Currently, Bing appears to be the more reliable product of the two. It delivers more concise answers and consistently states its sources. However, this could also make it more dangerous, as its process for summarizing content from the sources is not always accurate, which means that when Bing is wrong, its error appears more reliable because it claims the information comes from reputable sources such as Wikipedia or Britannica, rather than attributing it to its own summarizing process that caused the mistake.
Above all, this review highlights how both Microsoft and Google have failed to exercise responsibility in releasing these search products to the public, ignoring warnings about incorrect results from experts and settling only for laconic warnings. This ultimately only benefited stockholders, not the public.
25 View gallery
And the winner is...
(Photo: Rafapress /
While both Bing and Bard are useful search tools as they can provide quick and simple information, they are not always reliable, and everything they report requires independent verification. This begs the question, what have we really achieved by that?
You can hardly call what’s happening here a "glimpse into the future". In order for Bard and Bing Chat to start distinguishing between truth and lies, several not-so-obvious technological leaps are required. It could very well be a dead end, and these products may not be the future of search engines at all. On the other hand, within a year, we may all be primarily using them, and their results will be reliable, albeit the path there is far from straightforward.
So where does that leave us? With two entertaining and intriguing engines that pretend to be much more than they are, courtesy of giant companies that are experimenting primarily on us. How much do we actually care about getting accurate and precise answers to our questions? Perhaps not enough for them to bother providing us with such answers. And then, they can make more money easily and without too much worry.

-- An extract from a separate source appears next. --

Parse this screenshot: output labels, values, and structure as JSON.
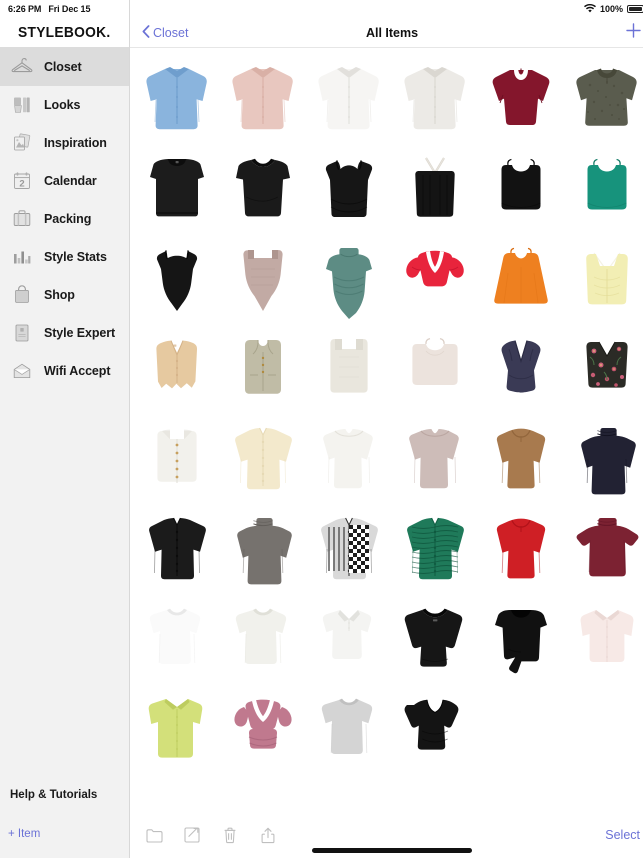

The commenter agrees to the privacy policy of Ynet News and agrees not to submit comments that violate the terms of use, including incitement, libel and expressions that exceed the accepted norms of freedom of speech.